This Disease Can Lead to Loss of Hearing
How frequently do you contemplate your nervous system? Most likely not all that frequently. As long as your body is performing as it is supposed to, you have no reason to consider how your neurons are firing or whether nerves are sending correct messages through the electrical pathways in your body. But you tend to take a closer look when something isn’t working right and the nerves start to misfire.
There’s one specific condition, known as Charcot-Marie-Tooth (CMT) disease, which can impact the nervous system on a fairly large scale, though the symptoms usually manifest mainly in the extremities. high-frequency hearing loss can also be triggered by CMT according to some research.
What Is Charcot-Marie-Tooth Disease?
Charcot-Marie-Tooth disease is a set of inherited disorders. In essence, these genetic disorders cause something to go wrong with your nerves or with the protective sheathing surrounding your nerves.
There is an issue with how signals travel between your brain and your nerves. Functionally, this can cause both a loss in motor function and a loss of sensation.

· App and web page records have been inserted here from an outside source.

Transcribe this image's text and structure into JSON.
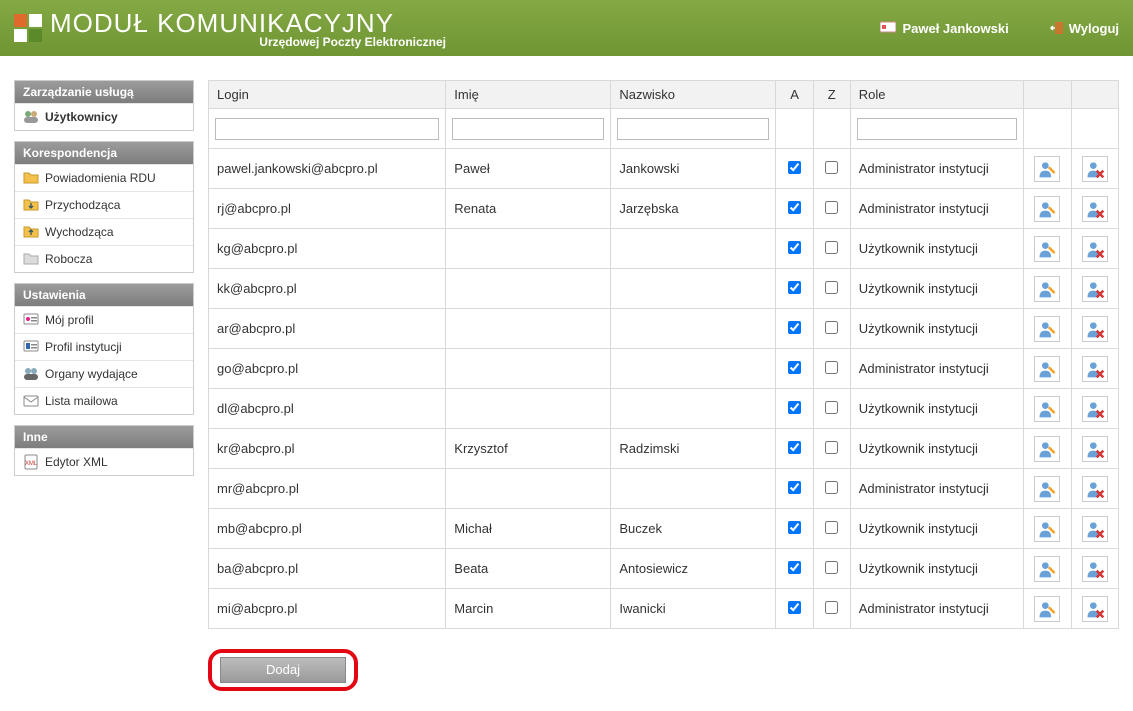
{
  "header": {
    "title": "MODUŁ KOMUNIKACYJNY",
    "subtitle": "Urzędowej Poczty Elektronicznej",
    "user": "Paweł Jankowski",
    "logout": "Wyloguj"
  },
  "sidebar": {
    "groups": [
      {
        "title": "Zarządzanie usługą",
        "items": [
          {
            "label": "Użytkownicy",
            "icon": "users-icon",
            "active": true
          }
        ]
      },
      {
        "title": "Korespondencja",
        "items": [
          {
            "label": "Powiadomienia RDU",
            "icon": "folder-yellow-icon"
          },
          {
            "label": "Przychodząca",
            "icon": "folder-in-icon"
          },
          {
            "label": "Wychodząca",
            "icon": "folder-out-icon"
          },
          {
            "label": "Robocza",
            "icon": "folder-draft-icon"
          }
        ]
      },
      {
        "title": "Ustawienia",
        "items": [
          {
            "label": "Mój profil",
            "icon": "profile-icon"
          },
          {
            "label": "Profil instytucji",
            "icon": "institution-icon"
          },
          {
            "label": "Organy wydające",
            "icon": "organs-icon"
          },
          {
            "label": "Lista mailowa",
            "icon": "mail-list-icon"
          }
        ]
      },
      {
        "title": "Inne",
        "items": [
          {
            "label": "Edytor XML",
            "icon": "xml-icon"
          }
        ]
      }
    ]
  },
  "table": {
    "headers": {
      "login": "Login",
      "imie": "Imię",
      "nazwisko": "Nazwisko",
      "a": "A",
      "z": "Z",
      "role": "Role"
    },
    "filters": {
      "login": "",
      "imie": "",
      "nazwisko": "",
      "role": ""
    },
    "rows": [
      {
        "login": "pawel.jankowski@abcpro.pl",
        "imie": "Paweł",
        "nazwisko": "Jankowski",
        "a": true,
        "z": false,
        "role": "Administrator instytucji"
      },
      {
        "login": "rj@abcpro.pl",
        "imie": "Renata",
        "nazwisko": "Jarzębska",
        "a": true,
        "z": false,
        "role": "Administrator instytucji"
      },
      {
        "login": "kg@abcpro.pl",
        "imie": "",
        "nazwisko": "",
        "a": true,
        "z": false,
        "role": "Użytkownik instytucji"
      },
      {
        "login": "kk@abcpro.pl",
        "imie": "",
        "nazwisko": "",
        "a": true,
        "z": false,
        "role": "Użytkownik instytucji"
      },
      {
        "login": "ar@abcpro.pl",
        "imie": "",
        "nazwisko": "",
        "a": true,
        "z": false,
        "role": "Użytkownik instytucji"
      },
      {
        "login": "go@abcpro.pl",
        "imie": "",
        "nazwisko": "",
        "a": true,
        "z": false,
        "role": "Administrator instytucji"
      },
      {
        "login": "dl@abcpro.pl",
        "imie": "",
        "nazwisko": "",
        "a": true,
        "z": false,
        "role": "Użytkownik instytucji"
      },
      {
        "login": "kr@abcpro.pl",
        "imie": "Krzysztof",
        "nazwisko": "Radzimski",
        "a": true,
        "z": false,
        "role": "Użytkownik instytucji"
      },
      {
        "login": "mr@abcpro.pl",
        "imie": "",
        "nazwisko": "",
        "a": true,
        "z": false,
        "role": "Administrator instytucji"
      },
      {
        "login": "mb@abcpro.pl",
        "imie": "Michał",
        "nazwisko": "Buczek",
        "a": true,
        "z": false,
        "role": "Użytkownik instytucji"
      },
      {
        "login": "ba@abcpro.pl",
        "imie": "Beata",
        "nazwisko": "Antosiewicz",
        "a": true,
        "z": false,
        "role": "Użytkownik instytucji"
      },
      {
        "login": "mi@abcpro.pl",
        "imie": "Marcin",
        "nazwisko": "Iwanicki",
        "a": true,
        "z": false,
        "role": "Administrator instytucji"
      }
    ]
  },
  "buttons": {
    "dodaj": "Dodaj"
  }
}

A combination of genetic factors usually results in the manifestation of symptoms, so CMT can be present in several variations. Symptoms of CMT commonly start in the feet and work their way up to the arms. And, high-frequency hearing loss, oddly, has a high rate of occurrence among those with CMT.
A Link Between Loss of Hearing And CMT: The Cochlear Nerve
There’s always been an anecdotal connection between loss of hearing and CMT (which means that within the CMT community everybody has heard other people talk about it). And it was hard to realize the connection between loss of sensation in the legs and problems with the ears.
A scientific study firmly established the connection just recently when a group of scientists evaluated 79 people with CMT at the University of Iowa Hospitals and Clinics.
The results were rather decisive. Nearly everyone with CMT passed their low and moderate frequency hearing tests with flying colors. But all of the individuals showed loss of hearing when it came to the high-frequency sounds (usually across the moderate levels). high-frequency hearing loss, according to this study, is likely to be linked to CMT.
The Cause of Hearing Loss and How to Treat It
The link between high-frequency loss of hearing and CMT could, at first, seem perplexing. But everything in your body, from your toes to your eyebrows, relies on the proper functioning of nerves. Your ears are exactly the same.
The theory is, CMT affects the cochlear nerve so sounds in the high-frequency range aren’t able to be interpreted. Anyone with this form of hearing loss will have difficulty hearing some sounds, including people’s voices. Trying to hear voices in a crowded noisy room is particularly difficult.
This kind of hearing loss is usually treated with hearing aids. CMT has no renowned cure. Modern hearing aids can select the exact frequencies to amplify which can offer appreciable help in battling high-frequency hearing loss. Most modern hearing aids can also do well in noisy settings.
There Could be Many Causes For Hearing Loss
Further than the unconfirmed hypothesis, it’s still not well understood what the link between high-frequency hearing loss and CMT is. But hearing aid technology offers a clear solution to the symptoms of that loss of hearing. That’s why countless people with CMT will make time to sit down with a hearing care professional and get fitted for a custom hearing aid.
Hearing loss symptoms can occur for a wide variety of reasons. Often, it’s a matter of loud sound causing injury to the ears. Blockages can be another cause. It turns out that CMT can be still another cause of hearing loss.